UN coordinator urges public to help stave off ‘5th largest oil spill from a tanker in history’
Only days before emergency operations are scheduled to take place to head off a decaying oil tanker threat, a UN Humanitarian Coordinator has urged the public to help with funding to prevent a catastrophic oil spill in the Red Sea, as the work to transfer the oil to a safe vessel is already delayed because of insufficient funding.
The UN Resident and Humanitarian Coordinator for Yemen, David Gressly, in a post on Twitter from Sunday, 26 June 2022, called on the public to help “cross the finish line” to get the required funds in place for the first part of the operation to take place.
Back in September 2021, the United Nations’ senior management instructed Gressly to coordinate all efforts to mitigate the threat posed by an aging supertanker in an advanced state of decay, known as the FSO Safer, and strengthen contingency plans in the event of a catastrophic oil leak.
Following several months of discussions with all relevant stakeholders, an UN-coordinated operational plan was presented to address the threat. The UN says that the government of Yemen in Aden supports this initiative along with the Sana’a-based authorities, who control the area where the vessel is located. To this end, a memorandum of understanding (MoU) was signed with the Houthi stronghold Sana’a on 5 March, establishing a framework for cooperation in which the Sana’a authorities have committed to facilitating the success of the project.
The plan to address the threat posed by the FSO Safer comprises two critical tracks. This refers to the installation of a long-term replacement vessel or another capacity equivalent to the FSO within a target of 18 months. Since the situation is perceived to be too dangerous to wait for the replacement vessel, a four-month emergency operation by a global maritime salvage company is required to eliminate the immediate threat by transferring the oil from the FSO Safer to a secure temporary vessel.
However, as the implementation of this plan cannot start without donor funding, the goal is to raise funds to start the $80 million emergency operation to transfer oil from the FSO Safer to prevent an oil spill that could spell disaster for the region and beyond.

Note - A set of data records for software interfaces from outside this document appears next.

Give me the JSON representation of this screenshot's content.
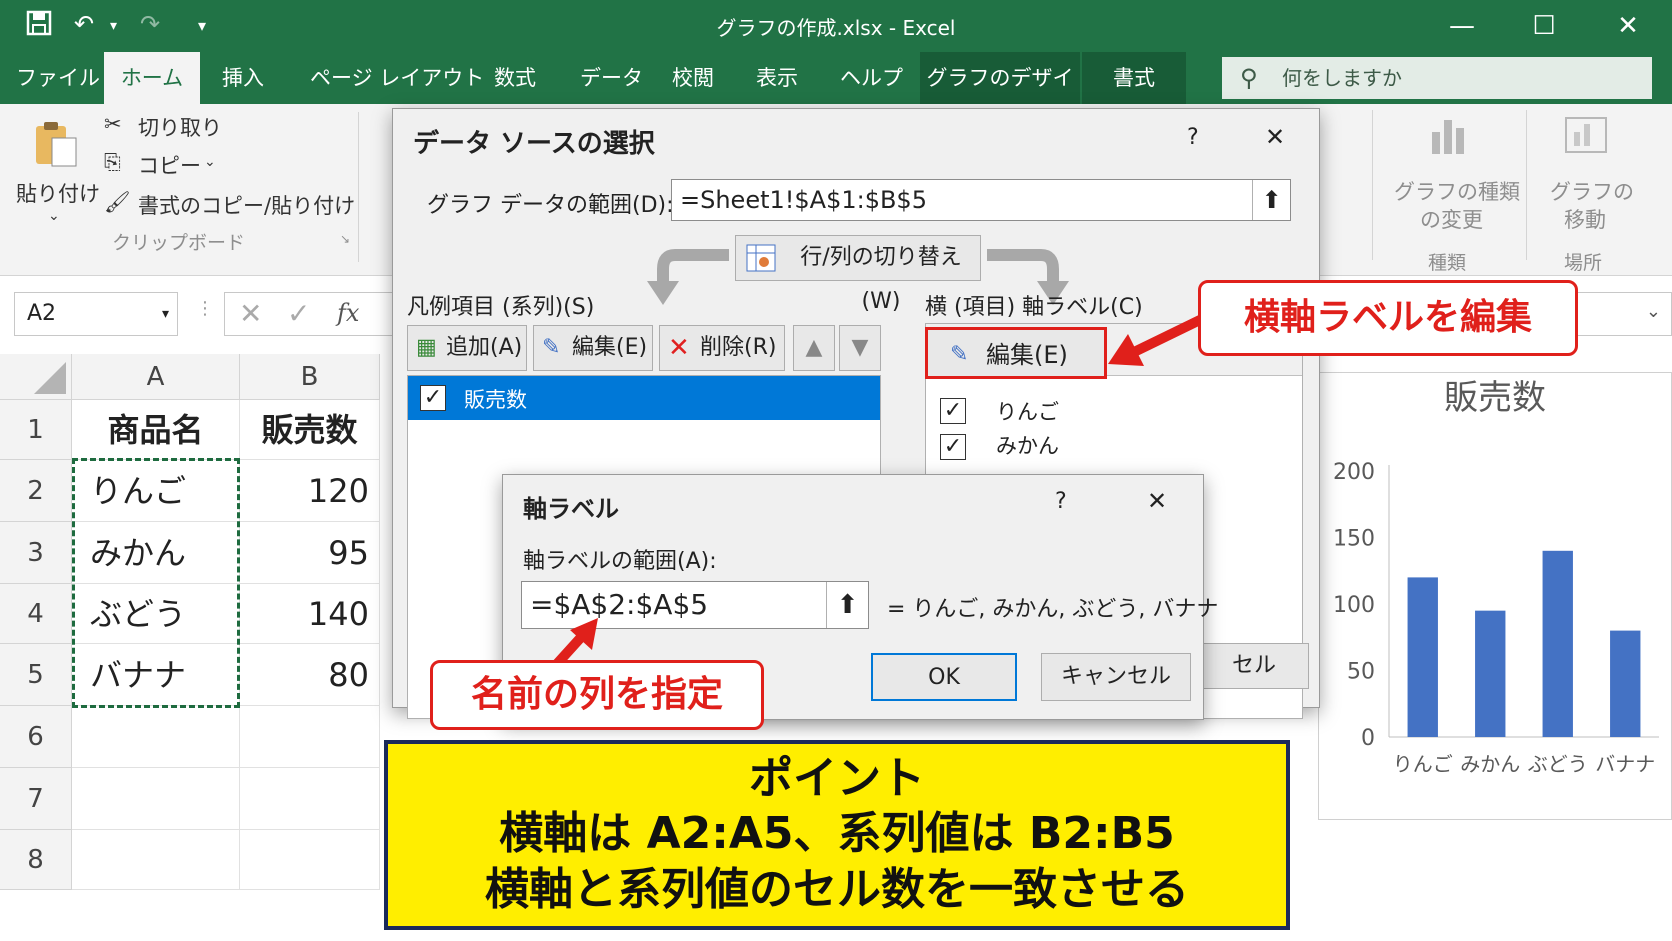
{
  "window": {
    "title": "グラフの作成.xlsx  -  Excel",
    "minimize": "—",
    "maximize": "☐",
    "close": "✕"
  },
  "tabs": [
    "ファイル",
    "ホーム",
    "挿入",
    "ページ レイアウト",
    "数式",
    "データ",
    "校閲",
    "表示",
    "ヘルプ",
    "グラフのデザイン",
    "書式"
  ],
  "tellme": "何をしますか",
  "ribbon": {
    "paste": "貼り付け",
    "cut": "切り取り",
    "copy": "コピー",
    "format_painter": "書式のコピー/貼り付け",
    "clipboard_group": "クリップボード",
    "change_type_1": "グラフの種類",
    "change_type_2": "の変更",
    "type_group": "種類",
    "move_1": "グラフの",
    "move_2": "移動",
    "location_group": "場所"
  },
  "formula_bar": {
    "namebox": "A2",
    "fx": "fx"
  },
  "sheet": {
    "columns": [
      "A",
      "B"
    ],
    "rows": [
      "1",
      "2",
      "3",
      "4",
      "5",
      "6",
      "7",
      "8"
    ],
    "header": {
      "a": "商品名",
      "b": "販売数"
    },
    "data": [
      {
        "name": "りんご",
        "value": "120"
      },
      {
        "name": "みかん",
        "value": "95"
      },
      {
        "name": "ぶどう",
        "value": "140"
      },
      {
        "name": "バナナ",
        "value": "80"
      }
    ]
  },
  "select_source_dialog": {
    "title": "データ ソースの選択",
    "help": "?",
    "close": "✕",
    "range_label": "グラフ データの範囲(D):",
    "range_value": "=Sheet1!$A$1:$B$5",
    "switch_button": "行/列の切り替え(W)",
    "series_label": "凡例項目 (系列)(S)",
    "add": "追加(A)",
    "edit": "編集(E)",
    "delete": "削除(R)",
    "series_items": [
      "販売数"
    ],
    "axis_label_header": "横 (項目) 軸ラベル(C)",
    "axis_edit": "編集(E)",
    "axis_items": [
      "りんご",
      "みかん"
    ],
    "cancel_partial": "セル"
  },
  "axis_dialog": {
    "title": "軸ラベル",
    "help": "?",
    "close": "✕",
    "range_label": "軸ラベルの範囲(A):",
    "range_value": "=$A$2:$A$5",
    "preview": "=  りんご, みかん, ぶどう, バナナ",
    "ok": "OK",
    "cancel": "キャンセル"
  },
  "callouts": {
    "edit_axis": "横軸ラベルを編集",
    "specify_column": "名前の列を指定"
  },
  "point_box": {
    "heading": "ポイント",
    "line1": "横軸は A2:A5、系列値は B2:B5",
    "line2": "横軸と系列値のセル数を一致させる"
  },
  "chart_data": {
    "type": "bar",
    "title": "販売数",
    "categories": [
      "りんご",
      "みかん",
      "ぶどう",
      "バナナ"
    ],
    "values": [
      120,
      95,
      140,
      80
    ],
    "ylim": [
      0,
      200
    ],
    "yticks": [
      0,
      50,
      100,
      150,
      200
    ],
    "bar_color": "#4472c4",
    "grid": false
  },
  "colors": {
    "excel_green": "#217346",
    "callout_red": "#e0201b",
    "point_yellow": "#ffee00",
    "selection_blue": "#0078d7"
  }
}
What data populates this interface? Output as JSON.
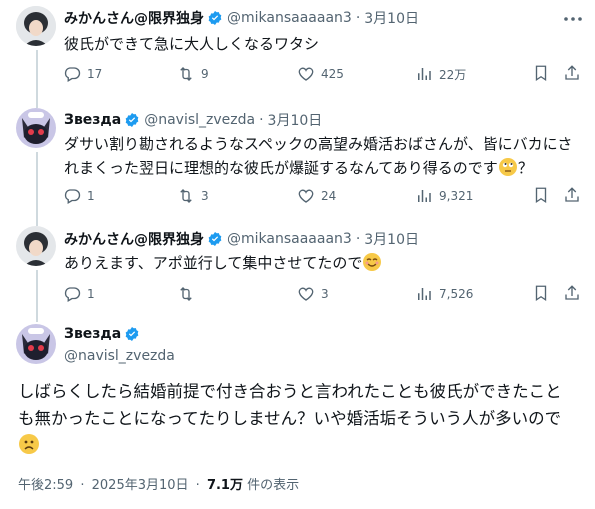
{
  "tweets": [
    {
      "name": "みかんさん@限界独身",
      "handle": "@mikansaaaaan3",
      "sep": "·",
      "date": "3月10日",
      "text": "彼氏ができて急に大人しくなるワタシ",
      "stats": {
        "replies": "17",
        "retweets": "9",
        "likes": "425",
        "views": "22万"
      }
    },
    {
      "name": "Звезда",
      "handle": "@navisl_zvezda",
      "sep": "·",
      "date": "3月10日",
      "text_line1": "ダサい割り勘されるようなスペックの高望み婚活おばさんが、皆にバカにさ",
      "text_line2a": "れまくった翌日に理想的な彼氏が爆誕するなんてあり得るのです",
      "text_line2b": "？",
      "stats": {
        "replies": "1",
        "retweets": "3",
        "likes": "24",
        "views": "9,321"
      }
    },
    {
      "name": "みかんさん@限界独身",
      "handle": "@mikansaaaaan3",
      "sep": "·",
      "date": "3月10日",
      "text": "ありえます、アポ並行して集中させてたので",
      "stats": {
        "replies": "1",
        "retweets": "",
        "likes": "3",
        "views": "7,526"
      }
    }
  ],
  "main_tweet": {
    "name": "Звезда",
    "handle": "@navisl_zvezda",
    "text_line1": "しばらくしたら結婚前提で付き合おうと言われたことも彼氏ができたこと",
    "text_line2": "も無かったことになってたりしません？いや婚活垢そういう人が多いので",
    "time": "午後2:59",
    "dot": "·",
    "date": "2025年3月10日",
    "views_count": "7.1万",
    "views_label": "件の表示"
  },
  "colors": {
    "verified": "#1d9bf0",
    "muted": "#536471",
    "thread_line": "#cfd9de"
  },
  "icons": [
    "reply-icon",
    "retweet-icon",
    "like-icon",
    "views-icon",
    "bookmark-icon",
    "share-icon",
    "more-icon",
    "verified-badge-icon"
  ]
}
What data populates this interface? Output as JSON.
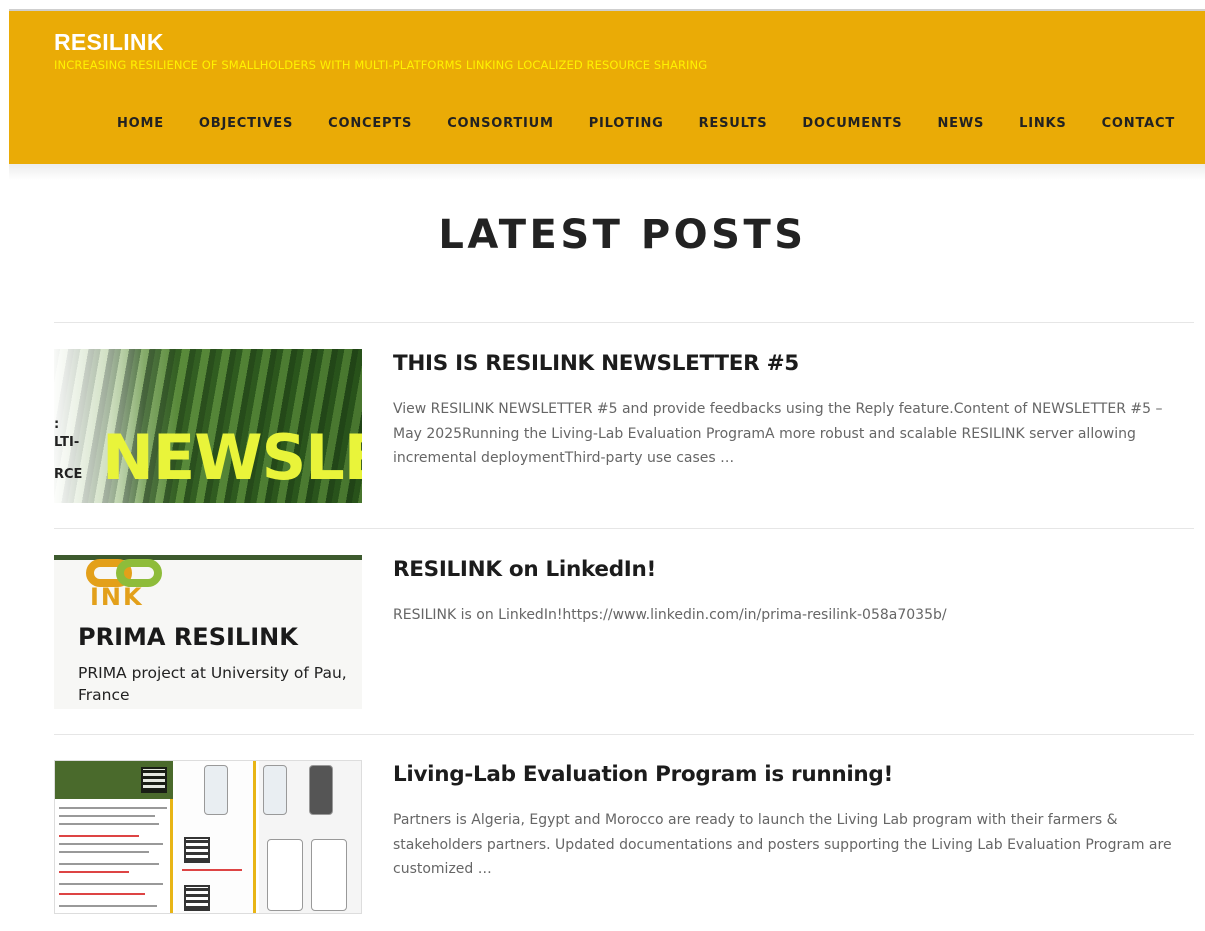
{
  "site": {
    "title": "RESILINK",
    "tagline": "INCREASING RESILIENCE OF SMALLHOLDERS WITH MULTI-PLATFORMS LINKING LOCALIZED RESOURCE SHARING"
  },
  "nav": {
    "items": [
      "HOME",
      "OBJECTIVES",
      "CONCEPTS",
      "CONSORTIUM",
      "PILOTING",
      "RESULTS",
      "DOCUMENTS",
      "NEWS",
      "LINKS",
      "CONTACT"
    ]
  },
  "page": {
    "title": "LATEST POSTS"
  },
  "posts": [
    {
      "title": "THIS IS RESILINK NEWSLETTER #5",
      "excerpt": "View RESILINK NEWSLETTER #5 and provide feedbacks using the Reply feature.Content of NEWSLETTER #5 – May 2025Running the Living-Lab Evaluation ProgramA more robust and scalable RESILINK server allowing incremental deploymentThird-party use cases …",
      "thumb_text": {
        "big": "NEWSLET",
        "a": ":",
        "b": "LTI-",
        "c": "RCE"
      }
    },
    {
      "title": "RESILINK on LinkedIn!",
      "excerpt": "RESILINK is on LinkedIn!https://www.linkedin.com/in/prima-resilink-058a7035b/",
      "thumb_text": {
        "ink": "INK",
        "name": "PRIMA RESILINK",
        "desc": "PRIMA project at University of Pau, France"
      }
    },
    {
      "title": "Living-Lab Evaluation Program is running!",
      "excerpt": "Partners is Algeria, Egypt and Morocco are ready to launch the Living Lab program with their farmers & stakeholders partners. Updated documentations and posters supporting the Living Lab Evaluation Program are customized …"
    }
  ],
  "colors": {
    "header_bg": "#eaab06",
    "tagline": "#fff200",
    "title_text": "#222222",
    "excerpt_text": "#666666"
  }
}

The two-track plan has an overall cost of $144 million, however, donors have pledged or contributed $40 million to the UN-coordinated plan to address the threat. Therefore, the UN’s implementation of the emergency rescue operation was delayed because of insufficient funding for the transfer operation as there is a $104 million gap in funding for the two-track plan, while $40 million is “most urgently needed” to start work on the emergency operation.
To bridge the funding gap and start the emergency operation, the UN launched a crowdfunding campaign earlier this month, which encourages people everywhere to contribute towards raising $5 million in individual donations by the end of this month so that work can start in July.
In October, increasingly volatile currents and high winds make the emergency operation more dangerous and increase the risk of the ship breaking up, thus, the UN outlines that “every day we wait for funding delays the start of the operation, bringing closer the day when the vessel will break apart.”
Moored off Yemen’s Red Sea coast, the FSO Safer contains more than a million barrels of oil and is considered to be beyond repair, as it could soon break apart or explode. This 376-metre-long FSO is among the largest tankers in the world and holds roughly four times the crude oil that was spilt during the Exxon Valdez disaster, off Alaska, in 1989. Therefore, the UN says that this is “enough to make it the 5th largest oil spill from a tanker in history.”
The FSO Safer has been anchored just a few miles off the Yemen coast for more than 30 years, but the war between the pro-government coalition and Houthi rebels saw offloading from the vessel, as well as maintenance, grind to a halt in 2015. Taking this into consideration, the UN says that “if we do not act now, the result will be an environmental and humanitarian catastrophe centred on the coast of a country already devasted by seven years of war.”
A massive oil spill threat like the one posed by the FSO Safer would “destroy pristine reefs, coastal mangroves and other sea life across the Red Sea, expose millions of people to highly polluted air, and cut off food, fuel and other life-saving supplies to Yemen, where 17 million people already need food aid,” emphasised the UN.
In such a case, coastal communities would be hit hardest with hundreds of thousands of jobs in the fishing industry becoming history almost overnight. The UN further elaborated that it would take 25 years for fish stocks to recover, while the cost of cleanup alone would be $20 billion and vital shipping through the Bab al-Mandab Strait to the Red Sea could be disrupted for an extended period, costing billions of dollars per day.
This sort of calamity would be a repeat of the Ever Given disaster, disrupting global trade just like this container ship did when it ran aground in the Suez Canal over a year ago.